Submitted to: Meeting Proceedings
Publication Type: Proceedings
Publication Acceptance Date: 3/15/2017
Publication Date: 12/13/2017
Citation: Kristen Gruenthal, Clete Otoshi, Paul Olin, and Mike Rust (editors). 2017. Genetics and Breeding in Aquaculture: Proceedings of the 44th U.S.–Japan Aquaculture Panel Symposium, Seattle, WA, November 1, 2016. U.S. Dept. Commerce, NOAA Tech.Memo. NMFS-F/SPO-175, 78 p.
Technical Abstract: The USDA-ARS National Cold Water Marine Aquaculture Center (NCWMAC) focuses on the coldwater marine aquaculture industry’s highest priority research needs including development of improved genetic stocks. Coldwater aquaculture production has potential for expansion, and both Atlantic salmon and Eastern oysters are widely accepted by American consumers. Commercial salmon and oyster producers predominantly utilize stocks that are not many generations removed from wild, unselected strains. North America salmon producers are legally required to culture certified stocks of North American salmon.

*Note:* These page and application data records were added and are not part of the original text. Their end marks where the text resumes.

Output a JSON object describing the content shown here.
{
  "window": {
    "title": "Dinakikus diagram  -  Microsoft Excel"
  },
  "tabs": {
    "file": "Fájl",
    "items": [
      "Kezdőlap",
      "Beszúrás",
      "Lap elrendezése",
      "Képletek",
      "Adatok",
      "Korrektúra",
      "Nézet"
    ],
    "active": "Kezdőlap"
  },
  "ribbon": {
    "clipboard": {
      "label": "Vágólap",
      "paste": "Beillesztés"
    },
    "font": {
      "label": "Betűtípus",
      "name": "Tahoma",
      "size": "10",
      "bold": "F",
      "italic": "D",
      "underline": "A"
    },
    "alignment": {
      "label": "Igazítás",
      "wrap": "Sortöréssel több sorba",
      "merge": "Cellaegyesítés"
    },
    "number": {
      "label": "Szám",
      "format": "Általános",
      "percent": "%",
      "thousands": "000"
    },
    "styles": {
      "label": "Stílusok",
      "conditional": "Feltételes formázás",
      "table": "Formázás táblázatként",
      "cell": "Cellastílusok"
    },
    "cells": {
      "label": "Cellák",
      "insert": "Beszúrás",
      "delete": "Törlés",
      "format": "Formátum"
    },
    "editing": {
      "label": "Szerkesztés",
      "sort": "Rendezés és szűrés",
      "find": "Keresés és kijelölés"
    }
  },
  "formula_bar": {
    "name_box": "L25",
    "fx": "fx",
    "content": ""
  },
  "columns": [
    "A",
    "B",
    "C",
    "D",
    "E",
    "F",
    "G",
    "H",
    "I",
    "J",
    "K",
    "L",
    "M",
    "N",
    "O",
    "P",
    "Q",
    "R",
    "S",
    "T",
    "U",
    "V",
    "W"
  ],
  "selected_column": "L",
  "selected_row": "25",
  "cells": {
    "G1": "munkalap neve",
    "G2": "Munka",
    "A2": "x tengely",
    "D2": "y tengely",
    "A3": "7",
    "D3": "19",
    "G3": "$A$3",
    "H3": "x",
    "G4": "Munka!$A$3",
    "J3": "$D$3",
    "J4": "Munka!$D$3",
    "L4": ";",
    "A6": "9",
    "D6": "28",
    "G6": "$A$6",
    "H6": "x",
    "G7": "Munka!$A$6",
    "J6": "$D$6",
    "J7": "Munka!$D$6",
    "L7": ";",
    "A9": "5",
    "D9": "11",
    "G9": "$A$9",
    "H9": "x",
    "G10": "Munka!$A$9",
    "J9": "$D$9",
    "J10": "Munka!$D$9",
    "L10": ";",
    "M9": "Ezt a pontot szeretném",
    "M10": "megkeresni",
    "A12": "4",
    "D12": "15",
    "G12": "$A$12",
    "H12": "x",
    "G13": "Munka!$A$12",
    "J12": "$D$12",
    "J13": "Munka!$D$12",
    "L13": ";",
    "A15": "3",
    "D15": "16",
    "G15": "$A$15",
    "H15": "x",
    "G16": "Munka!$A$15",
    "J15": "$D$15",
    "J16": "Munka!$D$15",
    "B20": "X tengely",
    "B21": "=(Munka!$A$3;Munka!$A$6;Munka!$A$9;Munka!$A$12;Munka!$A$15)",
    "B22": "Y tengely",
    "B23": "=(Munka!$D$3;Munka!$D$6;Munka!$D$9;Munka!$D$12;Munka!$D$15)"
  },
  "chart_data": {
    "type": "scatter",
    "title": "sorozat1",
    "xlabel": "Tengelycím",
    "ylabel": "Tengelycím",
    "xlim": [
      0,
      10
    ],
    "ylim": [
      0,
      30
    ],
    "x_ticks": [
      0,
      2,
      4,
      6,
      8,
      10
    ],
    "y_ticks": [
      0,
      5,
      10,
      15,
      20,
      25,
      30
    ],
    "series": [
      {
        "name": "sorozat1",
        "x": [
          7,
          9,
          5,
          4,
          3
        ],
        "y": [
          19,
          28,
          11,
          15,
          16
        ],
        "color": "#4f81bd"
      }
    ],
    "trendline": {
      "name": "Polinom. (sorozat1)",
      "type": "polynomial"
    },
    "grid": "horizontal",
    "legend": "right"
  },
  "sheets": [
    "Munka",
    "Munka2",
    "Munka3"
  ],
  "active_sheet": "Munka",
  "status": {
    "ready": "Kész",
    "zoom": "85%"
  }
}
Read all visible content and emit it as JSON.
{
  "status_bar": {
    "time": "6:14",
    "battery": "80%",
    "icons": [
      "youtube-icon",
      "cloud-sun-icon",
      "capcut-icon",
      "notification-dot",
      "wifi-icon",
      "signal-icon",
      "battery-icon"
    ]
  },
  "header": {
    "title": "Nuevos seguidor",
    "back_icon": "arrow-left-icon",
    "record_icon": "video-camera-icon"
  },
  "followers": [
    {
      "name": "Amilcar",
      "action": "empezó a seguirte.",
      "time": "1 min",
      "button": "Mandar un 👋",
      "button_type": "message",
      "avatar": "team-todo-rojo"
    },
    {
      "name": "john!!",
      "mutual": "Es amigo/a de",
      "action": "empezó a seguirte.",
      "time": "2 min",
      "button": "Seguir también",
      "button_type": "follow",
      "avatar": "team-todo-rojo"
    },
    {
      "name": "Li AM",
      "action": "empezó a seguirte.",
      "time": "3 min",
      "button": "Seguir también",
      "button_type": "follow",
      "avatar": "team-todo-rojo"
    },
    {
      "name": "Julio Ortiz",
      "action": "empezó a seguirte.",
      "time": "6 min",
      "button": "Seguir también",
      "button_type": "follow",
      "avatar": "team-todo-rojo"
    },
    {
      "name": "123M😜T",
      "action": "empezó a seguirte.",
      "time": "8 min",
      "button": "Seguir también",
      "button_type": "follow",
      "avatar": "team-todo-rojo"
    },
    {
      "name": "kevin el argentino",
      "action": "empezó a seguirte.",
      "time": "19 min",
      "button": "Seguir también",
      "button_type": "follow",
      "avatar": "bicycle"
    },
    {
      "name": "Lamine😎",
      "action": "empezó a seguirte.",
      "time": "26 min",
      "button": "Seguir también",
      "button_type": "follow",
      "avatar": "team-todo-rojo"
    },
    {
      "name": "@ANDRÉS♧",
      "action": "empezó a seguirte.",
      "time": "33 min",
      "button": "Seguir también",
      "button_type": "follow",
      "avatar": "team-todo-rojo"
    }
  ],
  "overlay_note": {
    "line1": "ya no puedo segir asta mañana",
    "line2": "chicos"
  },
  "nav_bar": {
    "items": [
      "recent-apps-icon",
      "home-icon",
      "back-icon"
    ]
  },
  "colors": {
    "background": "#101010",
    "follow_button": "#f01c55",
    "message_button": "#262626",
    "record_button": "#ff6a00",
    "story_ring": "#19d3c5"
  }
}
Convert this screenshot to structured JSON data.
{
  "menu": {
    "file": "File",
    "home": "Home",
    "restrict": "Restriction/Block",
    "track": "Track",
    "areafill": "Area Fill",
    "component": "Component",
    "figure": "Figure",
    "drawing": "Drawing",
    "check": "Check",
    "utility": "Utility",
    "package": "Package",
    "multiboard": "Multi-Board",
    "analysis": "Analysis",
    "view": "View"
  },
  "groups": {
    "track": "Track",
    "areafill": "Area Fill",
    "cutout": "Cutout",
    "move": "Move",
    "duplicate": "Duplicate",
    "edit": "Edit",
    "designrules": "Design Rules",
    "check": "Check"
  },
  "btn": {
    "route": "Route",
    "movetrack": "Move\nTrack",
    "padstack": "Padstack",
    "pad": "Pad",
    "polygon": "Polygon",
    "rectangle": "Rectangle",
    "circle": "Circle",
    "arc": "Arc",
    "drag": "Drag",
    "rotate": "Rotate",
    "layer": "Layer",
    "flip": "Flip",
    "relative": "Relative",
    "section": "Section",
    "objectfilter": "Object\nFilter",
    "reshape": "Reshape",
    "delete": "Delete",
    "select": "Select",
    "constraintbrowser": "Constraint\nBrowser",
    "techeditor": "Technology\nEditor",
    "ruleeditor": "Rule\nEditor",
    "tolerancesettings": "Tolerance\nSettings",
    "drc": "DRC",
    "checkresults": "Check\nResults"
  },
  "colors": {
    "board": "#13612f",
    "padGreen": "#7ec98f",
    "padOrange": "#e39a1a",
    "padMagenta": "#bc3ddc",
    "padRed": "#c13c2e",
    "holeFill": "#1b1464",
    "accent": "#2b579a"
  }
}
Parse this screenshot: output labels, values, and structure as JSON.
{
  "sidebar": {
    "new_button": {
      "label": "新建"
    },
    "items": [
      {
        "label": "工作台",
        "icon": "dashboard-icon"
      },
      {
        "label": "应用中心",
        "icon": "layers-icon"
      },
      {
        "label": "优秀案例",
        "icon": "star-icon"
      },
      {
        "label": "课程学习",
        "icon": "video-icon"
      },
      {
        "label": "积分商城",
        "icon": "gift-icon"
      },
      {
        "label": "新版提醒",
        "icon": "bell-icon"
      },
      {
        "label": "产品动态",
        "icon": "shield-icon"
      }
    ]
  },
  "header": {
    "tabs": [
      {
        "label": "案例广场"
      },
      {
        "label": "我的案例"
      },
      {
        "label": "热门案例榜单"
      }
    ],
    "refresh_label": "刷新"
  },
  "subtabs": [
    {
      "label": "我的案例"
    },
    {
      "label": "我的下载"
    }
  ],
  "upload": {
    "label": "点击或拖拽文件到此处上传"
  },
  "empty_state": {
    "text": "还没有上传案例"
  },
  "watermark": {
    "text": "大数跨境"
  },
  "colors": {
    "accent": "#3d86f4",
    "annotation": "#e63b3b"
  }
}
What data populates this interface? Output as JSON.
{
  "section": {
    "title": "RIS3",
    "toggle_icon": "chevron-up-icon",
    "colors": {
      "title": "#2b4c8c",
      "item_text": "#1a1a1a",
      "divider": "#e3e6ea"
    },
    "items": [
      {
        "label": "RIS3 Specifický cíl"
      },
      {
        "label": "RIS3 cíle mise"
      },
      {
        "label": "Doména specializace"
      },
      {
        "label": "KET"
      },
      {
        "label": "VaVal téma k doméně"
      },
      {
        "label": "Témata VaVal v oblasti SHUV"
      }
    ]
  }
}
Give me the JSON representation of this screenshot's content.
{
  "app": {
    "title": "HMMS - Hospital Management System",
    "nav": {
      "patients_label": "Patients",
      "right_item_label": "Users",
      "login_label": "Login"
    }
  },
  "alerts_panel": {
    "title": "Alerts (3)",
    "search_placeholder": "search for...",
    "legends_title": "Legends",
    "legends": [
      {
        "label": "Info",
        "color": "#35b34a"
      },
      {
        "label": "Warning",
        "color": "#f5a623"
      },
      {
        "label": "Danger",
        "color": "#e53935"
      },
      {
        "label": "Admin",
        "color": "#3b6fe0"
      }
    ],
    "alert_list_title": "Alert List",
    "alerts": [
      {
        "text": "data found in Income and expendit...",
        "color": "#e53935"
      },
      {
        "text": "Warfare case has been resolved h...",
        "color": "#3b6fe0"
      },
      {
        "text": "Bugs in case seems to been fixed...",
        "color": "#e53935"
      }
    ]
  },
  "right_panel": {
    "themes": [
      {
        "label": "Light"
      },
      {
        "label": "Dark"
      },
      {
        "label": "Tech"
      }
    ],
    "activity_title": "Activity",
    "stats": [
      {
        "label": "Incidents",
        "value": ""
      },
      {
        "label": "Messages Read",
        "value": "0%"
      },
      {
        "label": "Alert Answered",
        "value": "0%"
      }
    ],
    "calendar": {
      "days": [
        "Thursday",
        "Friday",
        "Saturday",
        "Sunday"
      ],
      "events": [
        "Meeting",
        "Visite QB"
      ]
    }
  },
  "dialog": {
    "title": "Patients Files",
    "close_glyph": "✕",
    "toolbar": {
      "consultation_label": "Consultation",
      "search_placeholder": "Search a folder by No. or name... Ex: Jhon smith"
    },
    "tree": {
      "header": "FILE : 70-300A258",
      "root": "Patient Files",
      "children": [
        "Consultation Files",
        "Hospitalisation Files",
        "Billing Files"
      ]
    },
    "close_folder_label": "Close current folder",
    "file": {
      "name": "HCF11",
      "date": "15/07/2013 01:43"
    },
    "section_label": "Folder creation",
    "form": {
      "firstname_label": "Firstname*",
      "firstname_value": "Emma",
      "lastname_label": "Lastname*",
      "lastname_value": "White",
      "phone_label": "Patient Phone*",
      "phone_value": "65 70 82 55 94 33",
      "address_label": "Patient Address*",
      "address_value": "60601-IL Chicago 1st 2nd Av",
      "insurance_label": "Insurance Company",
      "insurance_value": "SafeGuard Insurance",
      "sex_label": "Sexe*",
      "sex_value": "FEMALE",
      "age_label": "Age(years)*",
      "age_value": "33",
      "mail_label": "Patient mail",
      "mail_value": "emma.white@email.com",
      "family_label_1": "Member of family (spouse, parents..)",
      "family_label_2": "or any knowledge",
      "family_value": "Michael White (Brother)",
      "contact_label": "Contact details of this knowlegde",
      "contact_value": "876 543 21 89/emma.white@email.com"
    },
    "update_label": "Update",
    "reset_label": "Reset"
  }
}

The NCWMAC is the USDA-ARS facility supporting the U.S. coldwater marine aquaculture industry by developing genetically improved salmon stocks for the past thirteen years. Aquaculture of the Eastern oyster is a large segment of shellfish aquaculture in the U.S. and minimal selective breeding has been accomplished. In both species, there is a need to improve the performance of existing stocks. Our research meets this need through the following objectives: 1) define phenotypes, estimate genetic and phenotypic parameters, and develop a selection index in Atlantic salmon for important traits such as carcass weight, cold tolerance, fillet color, fat content, and sea lice resistance; 2) evaluate and validate the usefulness of incorporating genomic information into the salmon breeding program; and 3) establish links between disease susceptible and resistant phenotypes and genotype for the Eastern oyster. Identification of genes associated with oyster disease will provide markers that can be used to enhance and accelerate the development of high-performing oyster lines through selective breeding and will support the East Coast shellfish aquaculture industry. Research accomplished with salmon will result in the development of genetically improved Atlantic salmon for release to U.S. producers and consumers.